But yet where happiest ends in pain. We met in secret, and the hour Which led me to that lady's bower Was fiery Expectation's dower. My days and nights were nothing, all Except that hour which doth recall In the long lapse from youth to age
No other like itself - I'd give The Ukraine back again to live It o'er once more; and be a page,
The happy page, who was the lord
For I did oft and long repine That we could only meet by stealth.
For lovers there are many eyes, And such there were on us; the devil On such occasions should be civil; The devil! - I'm loth to do him wrong, It might be some untoward saint, Who would not be at rest too long
But to his pious bile gave vent
I was unarm'd; but if in steel,
From city or from succour near,
My moments seem'd reduced to few;
Theresa's doom I never knew,
But he was most enraged lest such
Because unto himself he seem'd The first of men, nor less he deem'd In others' eyes, and most in mine. 'Sdeath! with a page perchance a
king Had reconciled him to the thing; But with a stripling of a page! I felt but cannot paint his rage.
'T was but a day he had been caught. And snorting, with erected mane, And struggling fiercely, but in vain, In the full foam of wrath and dread To me the desert-born was led. They bound me on, that menial throng, 370 Upon his back with many a thong; Then loosed him with a sudden lash: Away!-away!—and on we dash !Torrents less rapid and less rash.
Away!-away!- My breath was gone I saw not where he hurried on: 'T was scarcely yet the break of day, And on he foam'd-away! The last of human sounds which rose, - away! As I was darted from my foes, Was the wild shout of savage laughter, Which on the wind came roaring after A moment from that rabble rout. With sudden wrath I wrench'd my head,
And snapp'd the cord, which to the mane Had bound my neck in lieu of rein, And, writhing half my form about, Howl'd back my curse; but 'midst the
The thunder of my courser's speed,

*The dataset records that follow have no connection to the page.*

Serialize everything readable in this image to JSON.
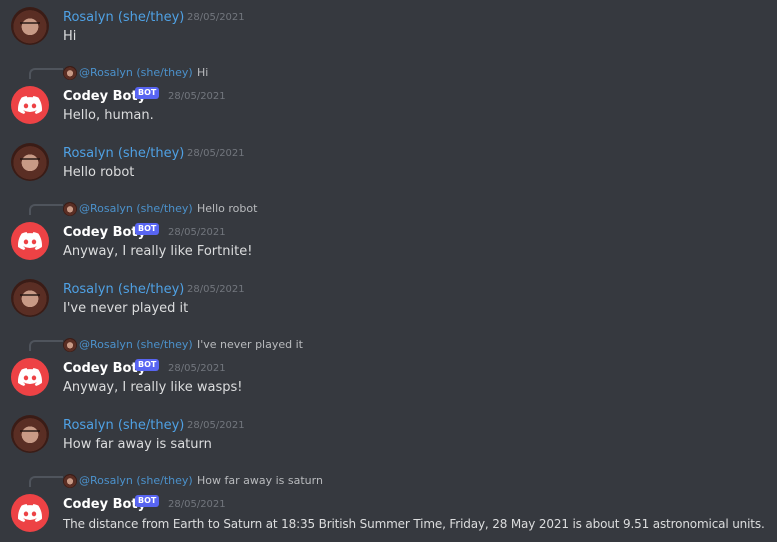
{
  "colors": {
    "background": "#36393f",
    "user_name": "#4fa1e4",
    "bot_name": "#ffffff",
    "bot_tag": "#5865f2",
    "bot_avatar": "#ed4245",
    "timestamp": "#72767d",
    "message_text": "#dcddde"
  },
  "icons": {
    "user_avatar": "user-avatar-photo",
    "bot_avatar": "discord-logo-icon",
    "reply": "reply-connector"
  },
  "messages": [
    {
      "author": "Rosalyn (she/they)",
      "timestamp": "28/05/2021",
      "text": "Hi"
    },
    {
      "reply_author": "@Rosalyn (she/they)",
      "reply_text": "Hi",
      "author": "Codey Boty",
      "bot_tag": "BOT",
      "timestamp": "28/05/2021",
      "text": "Hello, human."
    },
    {
      "author": "Rosalyn (she/they)",
      "timestamp": "28/05/2021",
      "text": "Hello robot"
    },
    {
      "reply_author": "@Rosalyn (she/they)",
      "reply_text": "Hello robot",
      "author": "Codey Boty",
      "bot_tag": "BOT",
      "timestamp": "28/05/2021",
      "text": "Anyway, I really like Fortnite!"
    },
    {
      "author": "Rosalyn (she/they)",
      "timestamp": "28/05/2021",
      "text": "I've never played it"
    },
    {
      "reply_author": "@Rosalyn (she/they)",
      "reply_text": "I've never played it",
      "author": "Codey Boty",
      "bot_tag": "BOT",
      "timestamp": "28/05/2021",
      "text": "Anyway, I really like wasps!"
    },
    {
      "author": "Rosalyn (she/they)",
      "timestamp": "28/05/2021",
      "text": "How far away is saturn"
    },
    {
      "reply_author": "@Rosalyn (she/they)",
      "reply_text": "How far away is saturn",
      "author": "Codey Boty",
      "bot_tag": "BOT",
      "timestamp": "28/05/2021",
      "text": "The distance from Earth to Saturn at 18:35 British Summer Time, Friday, 28 May 2021 is about 9.51 astronomical units."
    }
  ]
}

Save what grows on a ridge of wall, Where stood the hearth-stone of the
And many a time ye there might pass,
And the hot lead pour down like rain